As I gazed out at the Pacific Ocean on the rocky, seaweedy beach of Cape Alava, Washington, after hiking a few miles through the rainforest, and biking more than just a few miles from the Atlantic Ocean over 45 days, I asked myself that very same question, 'Whats next?' How could I top the feeling of accomplishment of riding solo, unguided and unsupported across the country? I don't need to top the feeling, but I would like to be able to match it, and to do that, my adventures now need to operate on a higher level.  Although it had been a trip I had always thought might be awesome, Tour Divide had seemed out of reach, prior to my trip across the country. After my first big tour, the unrealistic seemed more realistic, so I have chosen to race Tour Divide as my next goal.
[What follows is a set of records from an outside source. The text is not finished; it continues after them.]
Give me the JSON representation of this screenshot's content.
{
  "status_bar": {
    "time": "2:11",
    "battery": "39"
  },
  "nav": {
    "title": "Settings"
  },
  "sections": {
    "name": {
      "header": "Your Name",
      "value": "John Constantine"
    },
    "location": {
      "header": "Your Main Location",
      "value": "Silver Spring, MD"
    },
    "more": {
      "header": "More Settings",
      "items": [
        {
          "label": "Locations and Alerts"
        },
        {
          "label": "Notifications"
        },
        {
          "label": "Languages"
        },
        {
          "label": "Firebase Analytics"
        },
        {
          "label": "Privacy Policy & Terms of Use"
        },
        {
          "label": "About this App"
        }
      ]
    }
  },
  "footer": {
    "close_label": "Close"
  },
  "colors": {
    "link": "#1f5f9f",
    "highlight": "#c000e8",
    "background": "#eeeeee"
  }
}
By the time I am getting around to writing this, I have had my sights set on this goal for several months. My theory on training had to change a bit for this ride. While I consider myself an avid bicyclist and racer, I have always made sure to keep the focus on fun, and prior to Tour Divide, I tried to avoid the word "training." I don't train for local races, or fun rides, I just ride. Riding my bike is about having fun. 'Training' is an extremely useful term in that it sounds important and therefore is a good, socially accepted excuse for spending countless hours in the woods, on my bike. Winter '13-14 may have started out with lacking snow depths, but right from the beginning cold temps set in.  Last fall I decided to get myself a fat bike, his name is Url, and we spend a lot of time together in the bitter weather this past winter. While I rarely regret the decision to go ride, I must say that much below 20 deg F, it is damn cold on a bike, and hard to find motivation to go ride. This is where Tour Divide transformed riding into training. I have spent many hours in the harsh Vermont winter temps fending off frostbite to log some winter training miles. When I just couldn't bare the cold, and still needed to keep my legs spinning, I would chock up my roadie in the trainer and do intervals to commercial breaks while watching crappy cable TV.

It pretty easy to say that a professional athlete has a dreamlike job, and a piece of cake lifestyle. I used to think this. I wouldn't knock it, given the chance,  but to perform on that level, in any sport, the training hours required are beyond those of a full time job. Trying to balance a physically demanding full time job, attempting to keep some kind of social life, and train to be competitive for professional level ultra-endurance riding, doesn't leave much time lying around. I have made it a point, especially in the last few weeks to get at least one 5+ hour ride in a week. All the 1-3 hour rides I've been entertaining myself with all winter have definitely helped, but there is simple no replacement for long rides, with 8-10 hours in saddle. I hope that warmer weather will get me re-motivated in that direction. I plan to be in the saddle for 12-14+ hours daily along Tour Divide, with a personal goal of 18 days, hopefully no more than 22, weather pending.